**REQUIRED WORK:**
Set each record down exactly, excluding all images.
|---|
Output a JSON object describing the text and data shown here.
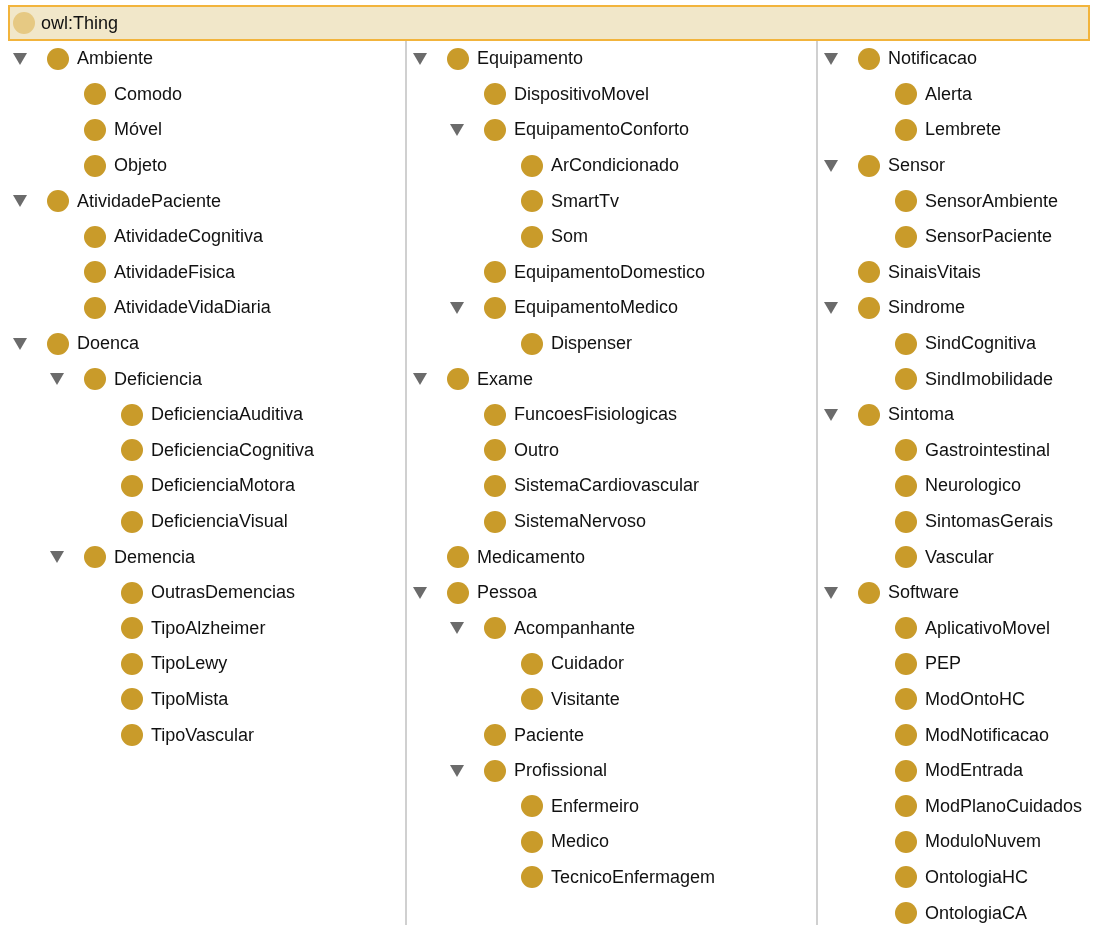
{
  "root": {
    "label": "owl:Thing",
    "selected": true
  },
  "columns": [
    [
      {
        "label": "Ambiente",
        "expanded": true,
        "children": [
          {
            "label": "Comodo"
          },
          {
            "label": "Móvel"
          },
          {
            "label": "Objeto"
          }
        ]
      },
      {
        "label": "AtividadePaciente",
        "expanded": true,
        "children": [
          {
            "label": "AtividadeCognitiva"
          },
          {
            "label": "AtividadeFisica"
          },
          {
            "label": "AtividadeVidaDiaria"
          }
        ]
      },
      {
        "label": "Doenca",
        "expanded": true,
        "children": [
          {
            "label": "Deficiencia",
            "expanded": true,
            "children": [
              {
                "label": "DeficienciaAuditiva"
              },
              {
                "label": "DeficienciaCognitiva"
              },
              {
                "label": "DeficienciaMotora"
              },
              {
                "label": "DeficienciaVisual"
              }
            ]
          },
          {
            "label": "Demencia",
            "expanded": true,
            "children": [
              {
                "label": "OutrasDemencias"
              },
              {
                "label": "TipoAlzheimer"
              },
              {
                "label": "TipoLewy"
              },
              {
                "label": "TipoMista"
              },
              {
                "label": "TipoVascular"
              }
            ]
          }
        ]
      }
    ],
    [
      {
        "label": "Equipamento",
        "expanded": true,
        "children": [
          {
            "label": "DispositivoMovel"
          },
          {
            "label": "EquipamentoConforto",
            "expanded": true,
            "children": [
              {
                "label": "ArCondicionado"
              },
              {
                "label": "SmartTv"
              },
              {
                "label": "Som"
              }
            ]
          },
          {
            "label": "EquipamentoDomestico"
          },
          {
            "label": "EquipamentoMedico",
            "expanded": true,
            "children": [
              {
                "label": "Dispenser"
              }
            ]
          }
        ]
      },
      {
        "label": "Exame",
        "expanded": true,
        "children": [
          {
            "label": "FuncoesFisiologicas"
          },
          {
            "label": "Outro"
          },
          {
            "label": "SistemaCardiovascular"
          },
          {
            "label": "SistemaNervoso"
          }
        ]
      },
      {
        "label": "Medicamento"
      },
      {
        "label": "Pessoa",
        "expanded": true,
        "children": [
          {
            "label": "Acompanhante",
            "expanded": true,
            "children": [
              {
                "label": "Cuidador"
              },
              {
                "label": "Visitante"
              }
            ]
          },
          {
            "label": "Paciente"
          },
          {
            "label": "Profissional",
            "expanded": true,
            "children": [
              {
                "label": "Enfermeiro"
              },
              {
                "label": "Medico"
              },
              {
                "label": "TecnicoEnfermagem"
              }
            ]
          }
        ]
      }
    ],
    [
      {
        "label": "Notificacao",
        "expanded": true,
        "children": [
          {
            "label": "Alerta"
          },
          {
            "label": "Lembrete"
          }
        ]
      },
      {
        "label": "Sensor",
        "expanded": true,
        "children": [
          {
            "label": "SensorAmbiente"
          },
          {
            "label": "SensorPaciente"
          }
        ]
      },
      {
        "label": "SinaisVitais"
      },
      {
        "label": "Sindrome",
        "expanded": true,
        "children": [
          {
            "label": "SindCognitiva"
          },
          {
            "label": "SindImobilidade"
          }
        ]
      },
      {
        "label": "Sintoma",
        "expanded": true,
        "children": [
          {
            "label": "Gastrointestinal"
          },
          {
            "label": "Neurologico"
          },
          {
            "label": "SintomasGerais"
          },
          {
            "label": "Vascular"
          }
        ]
      },
      {
        "label": "Software",
        "expanded": true,
        "children": [
          {
            "label": "AplicativoMovel"
          },
          {
            "label": "PEP"
          },
          {
            "label": "ModOntoHC"
          },
          {
            "label": "ModNotificacao"
          },
          {
            "label": "ModEntrada"
          },
          {
            "label": "ModPlanoCuidados"
          },
          {
            "label": "ModuloNuvem"
          },
          {
            "label": "OntologiaHC"
          },
          {
            "label": "OntologiaCA"
          }
        ]
      }
    ]
  ]
}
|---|
**EXPECTED ANSWER:**
Output a JSON object describing the text and data shown here.
{
  "root": {
    "label": "owl:Thing",
    "selected": true
  },
  "columns": [
    [
      {
        "label": "Ambiente",
        "expanded": true,
        "children": [
          {
            "label": "Comodo"
          },
          {
            "label": "Móvel"
          },
          {
            "label": "Objeto"
          }
        ]
      },
      {
        "label": "AtividadePaciente",
        "expanded": true,
        "children": [
          {
            "label": "AtividadeCognitiva"
          },
          {
            "label": "AtividadeFisica"
          },
          {
            "label": "AtividadeVidaDiaria"
          }
        ]
      },
      {
        "label": "Doenca",
        "expanded": true,
        "children": [
          {
            "label": "Deficiencia",
            "expanded": true,
            "children": [
              {
                "label": "DeficienciaAuditiva"
              },
              {
                "label": "DeficienciaCognitiva"
              },
              {
                "label": "DeficienciaMotora"
              },
              {
                "label": "DeficienciaVisual"
              }
            ]
          },
          {
            "label": "Demencia",
            "expanded": true,
            "children": [
              {
                "label": "OutrasDemencias"
              },
              {
                "label": "TipoAlzheimer"
              },
              {
                "label": "TipoLewy"
              },
              {
                "label": "TipoMista"
              },
              {
                "label": "TipoVascular"
              }
            ]
          }
        ]
      }
    ],
    [
      {
        "label": "Equipamento",
        "expanded": true,
        "children": [
          {
            "label": "DispositivoMovel"
          },
          {
            "label": "EquipamentoConforto",
            "expanded": true,
            "children": [
              {
                "label": "ArCondicionado"
              },
              {
                "label": "SmartTv"
              },
              {
                "label": "Som"
              }
            ]
          },
          {
            "label": "EquipamentoDomestico"
          },
          {
            "label": "EquipamentoMedico",
            "expanded": true,
            "children": [
              {
                "label": "Dispenser"
              }
            ]
          }
        ]
      },
      {
        "label": "Exame",
        "expanded": true,
        "children": [
          {
            "label": "FuncoesFisiologicas"
          },
          {
            "label": "Outro"
          },
          {
            "label": "SistemaCardiovascular"
          },
          {
            "label": "SistemaNervoso"
          }
        ]
      },
      {
        "label": "Medicamento"
      },
      {
        "label": "Pessoa",
        "expanded": true,
        "children": [
          {
            "label": "Acompanhante",
            "expanded": true,
            "children": [
              {
                "label": "Cuidador"
              },
              {
                "label": "Visitante"
              }
            ]
          },
          {
            "label": "Paciente"
          },
          {
            "label": "Profissional",
            "expanded": true,
            "children": [
              {
                "label": "Enfermeiro"
              },
              {
                "label": "Medico"
              },
              {
                "label": "TecnicoEnfermagem"
              }
            ]
          }
        ]
      }
    ],
    [
      {
        "label": "Notificacao",
        "expanded": true,
        "children": [
          {
            "label": "Alerta"
          },
          {
            "label": "Lembrete"
          }
        ]
      },
      {
        "label": "Sensor",
        "expanded": true,
        "children": [
          {
            "label": "SensorAmbiente"
          },
          {
            "label": "SensorPaciente"
          }
        ]
      },
      {
        "label": "SinaisVitais"
      },
      {
        "label": "Sindrome",
        "expanded": true,
        "children": [
          {
            "label": "SindCognitiva"
          },
          {
            "label": "SindImobilidade"
          }
        ]
      },
      {
        "label": "Sintoma",
        "expanded": true,
        "children": [
          {
            "label": "Gastrointestinal"
          },
          {
            "label": "Neurologico"
          },
          {
            "label": "SintomasGerais"
          },
          {
            "label": "Vascular"
          }
        ]
      },
      {
        "label": "Software",
        "expanded": true,
        "children": [
          {
            "label": "AplicativoMovel"
          },
          {
            "label": "PEP"
          },
          {
            "label": "ModOntoHC"
          },
          {
            "label": "ModNotificacao"
          },
          {
            "label": "ModEntrada"
          },
          {
            "label": "ModPlanoCuidados"
          },
          {
            "label": "ModuloNuvem"
          },
          {
            "label": "OntologiaHC"
          },
          {
            "label": "OntologiaCA"
          }
        ]
      }
    ]
  ]
}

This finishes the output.